Keepers of the Flame: Reigniting the Cherokee Language and Culture

first_imgIn 1996, a private 309-acre tract of land within Great Smoky Mountains National Park was sold for $3.5 million. With that transaction, the buyers were able to reclaim what was rightfully theirs—and had been for 10,000 years.The Eastern Band of the Cherokee had purchased Kituwah, the legendary birthplace of their people (Kituwah, pronounced gid-doo-wah, is also the original name of the Cherokee and their language). At Kituwah, the Creator handed down the laws and gave them the gift of fire. In the middle of Kituwah’s open fields, there is a mound that once held the hearth of the eternal flame—a fire so significant to the Cherokee people that members of distant villages would walk hundreds of miles to visit it. They would leave dirt or ash from their village on the mound before collecting the warmth and light of the flame to bring home to their family and neighbors.The eternal flame was carried away to Oklahoma in the 1830s when many of the Cherokee were forcibly removed from their homelands. But those who have remained in the mountains—known today as the Eastern Band of Cherokee—are hoping to rekindle the ancient fire through language. Just a few miles away from Kituwah, just past Harrah’s Tribal Casino, the New Kituwah language immersion school is reviving Cherokee traditions and culture.The school, which enrolls children as newborns, is helping children appreciate their native language and preserve the Cherokee identity. Out of roughly 12,000 Cherokee living in Western North Carolina, only about 270 of them still speak Kituwah and the average age of native speakers is 57. The Kituwah language is literally dying out.“Language is a part of who we are. It is part of our identity and what makes us Cherokee,” says Renissa Walker, the immersion school manager.Walker’s son was one of the first students at New Kituwah. He started in the school’s pilot class as an infant and is now one of six first graders.Many senior Cherokee grew up in a household where Cherokee was spoken as the first language. However, when those individuals started attending primary school, they had trouble adapting and were often made fun of because of their language and accent. As a result, most of those individuals refused to teach their children the Cherokee language. For two generations now, the prevailing trend of the Cherokee family has been to avoid speaking their native tongue. 1 2 3last_img read more
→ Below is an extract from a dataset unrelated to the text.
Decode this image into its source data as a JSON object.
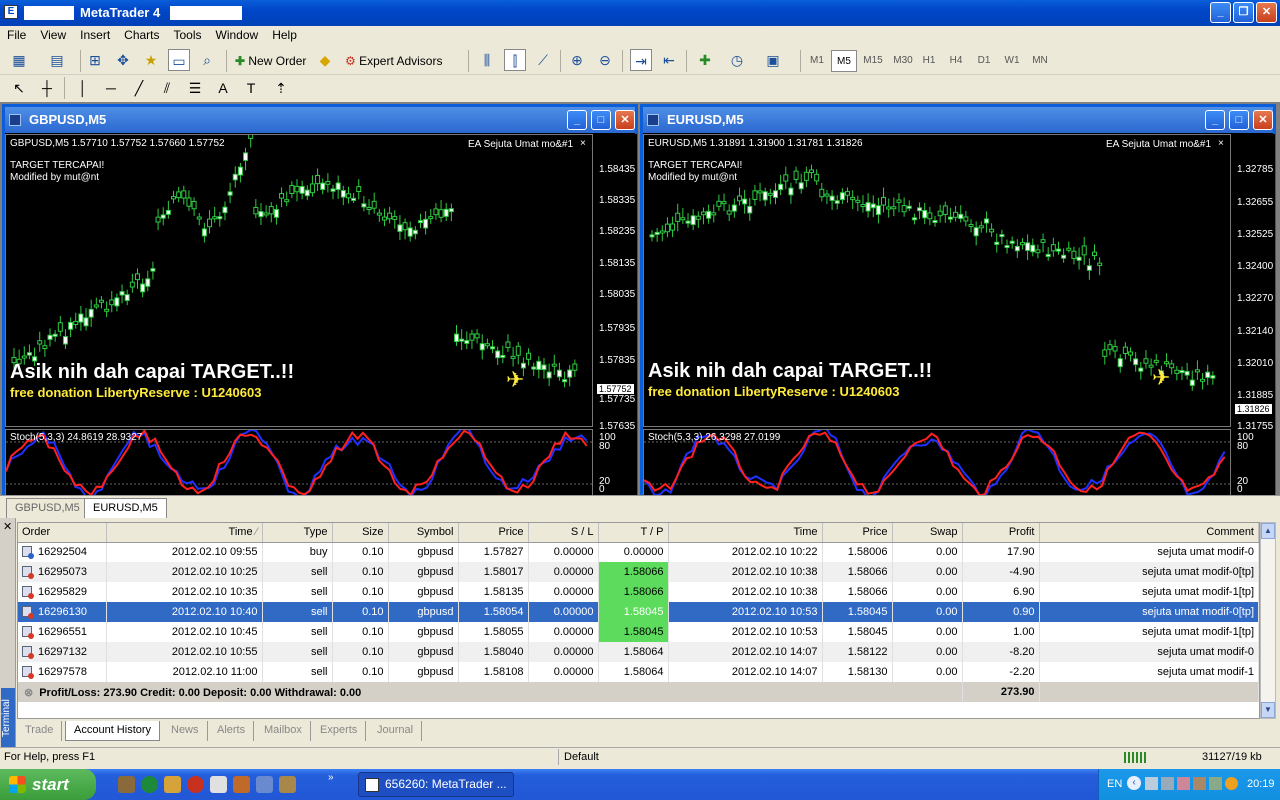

Third Symposium of Navies from the Community of Portuguese-Speaking Countries Is Inaugurated

first_img The opening ceremony for the 3rd Symposium of Navies from the Community of Portuguese-Speaking Countries (CPLP) took place on May 8, at the Naval War College in Rio de Janeiro, with the presence of Defense Minister Celso Amorim, and the commander of the Navy, Admiral Julio Soares de Moura Neto. During his speech, the Defense Minister emphasized that one of the expected results of the event is the presentation of a feasible proposal for mutual cooperation among all participants in order to increase “maritime security” in each country’s jurisdictional waters, without infringing their national sovereignty. Admiral Moura Neto emphasized that, aside from strengthening ties and moving forward on naval partnerships, the symposium is an opportunity for the member countries to demonstrate significant integration among the Navies and Coast Guards present, highlighting their common aspects: history, culture, and language. After the official event photograph, a collective interview began with the heads of the delegations attending the symposium – Angola, Brazil, Cape Verde, Mozambique, Portugal, Sao Tome and Principe, and East Timor. The interviewees answered questions about the cooperation projects that would be discussed at the event. Soon after, Dr. Antônio Celso Alves Pereira gave a lecture, “Reinforcing Joint Surveillance of Jurisdictional Waters.” For the lecturer, the CPLP is one of the most important international forums for its member countries due to the possibility of cooperation in a variety of areas, from the development of projects in different fields to sectoral meetings, such as the 3rd Symposium of Navies from the CPLP. In the afternoon, the attending delegations began their presentations, starting with the Angolan Navy, which discussed the significant role played by the Navy in developing the economies of African countries and emphasized the importance of the Gulf of Guinea. Next, the Cape Verdean Coast Guard discussed the challenges faced by the country due to the extension of its maritime space and presented the resources it has available to ensure maritime security in the region. Continuing with the presentations, the Mozambique Navy discussed the impact of piracy and maritime crimes in the Indian Ocean, such as the increased cost of transporting merchandise by sea, clarifying the actions taken by the country to solve this problem. Subsequently, the Portuguese Navy also highlighted the extension of Portuguese waters, equivalent to 19 times the national territory, and the twofold use of the ocean, military and non-military, as well as emphasizing the importance of the production, dissemination, and integration of information among the member countries in order to ensure full use of the ocean. After that, the Sao Tome and Principe Coast Guard presented their force’s mission, current situation, and future needs, with a view toward its strengthening and development. By Dialogo May 11, 2012last_img read more